Waste to energy

Some waste can be a source of power, literally. This is where the circular economy touches the same ambitions as the energy transition. Through energy recovery, in the form of heat or electricity, waste can be used as a resource. This is a priority for BFC. Specifically, the region is supporting the putting in place of methanation installations. Methanisation transforms organic matter by consuming little energy, producing little sludge and generating renewable energy called biogas. Different types of waste are suitable for methanation, including bio-waste, urban sewage sludge, household waste and certain industrial waste represents an important axis of development in favor of the energy transition. There are more than 60 installations in the region, of which the vast majority is for agricultural waste, and some for the food industry, sewage sludge and mixed household waste.

In conclusion, in BFC circularity projects should focus on transforming the current manufacturing industry into a more sustainable one. Eco-design in on the top of the priority list. But recycling is also growing. These developments pose opportunities for Dutch stakeholders to enter the market or start collaboration projects. Interested? In order to move from knowledge to action, the Netherlands Enterprise Agency ( and the Embassy of the Netherlands in France are there for you. Did you know the Embassy has a network through all of France? Our representatives are not only located in Paris, but we also have two regional offices in Nantes and Lyon. Moreover, a large network of honorary consuls are present, from Marseille to Lille. All of us are available to Dutch organisations who have questions about doing business or research in France.
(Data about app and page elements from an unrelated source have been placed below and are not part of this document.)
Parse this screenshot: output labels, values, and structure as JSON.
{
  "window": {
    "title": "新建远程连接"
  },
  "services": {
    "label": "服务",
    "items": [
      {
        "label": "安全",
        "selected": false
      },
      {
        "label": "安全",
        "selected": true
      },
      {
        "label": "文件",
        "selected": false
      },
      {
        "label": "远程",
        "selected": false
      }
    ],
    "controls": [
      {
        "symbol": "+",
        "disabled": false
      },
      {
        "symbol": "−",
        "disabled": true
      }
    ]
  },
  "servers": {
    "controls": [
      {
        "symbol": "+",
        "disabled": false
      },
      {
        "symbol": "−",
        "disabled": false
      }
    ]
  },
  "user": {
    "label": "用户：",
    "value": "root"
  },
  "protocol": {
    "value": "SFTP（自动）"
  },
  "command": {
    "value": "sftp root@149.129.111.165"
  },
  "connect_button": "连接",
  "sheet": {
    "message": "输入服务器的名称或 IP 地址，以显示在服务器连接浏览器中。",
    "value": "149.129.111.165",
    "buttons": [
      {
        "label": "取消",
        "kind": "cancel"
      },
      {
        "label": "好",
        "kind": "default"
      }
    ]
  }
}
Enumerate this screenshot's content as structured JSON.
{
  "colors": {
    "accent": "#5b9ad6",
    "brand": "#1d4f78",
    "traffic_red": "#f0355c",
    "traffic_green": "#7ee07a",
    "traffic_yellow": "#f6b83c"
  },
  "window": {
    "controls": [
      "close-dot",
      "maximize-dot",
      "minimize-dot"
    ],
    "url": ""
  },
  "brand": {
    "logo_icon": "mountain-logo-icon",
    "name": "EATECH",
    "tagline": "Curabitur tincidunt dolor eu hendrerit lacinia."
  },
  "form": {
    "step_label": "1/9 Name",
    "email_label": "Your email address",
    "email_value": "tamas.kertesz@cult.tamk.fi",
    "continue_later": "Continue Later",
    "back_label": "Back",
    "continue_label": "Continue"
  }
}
So do not hesitate to contact us.


Sources: INSEE, ADEME, reporting by Alterre BFC, Traces Ecrites,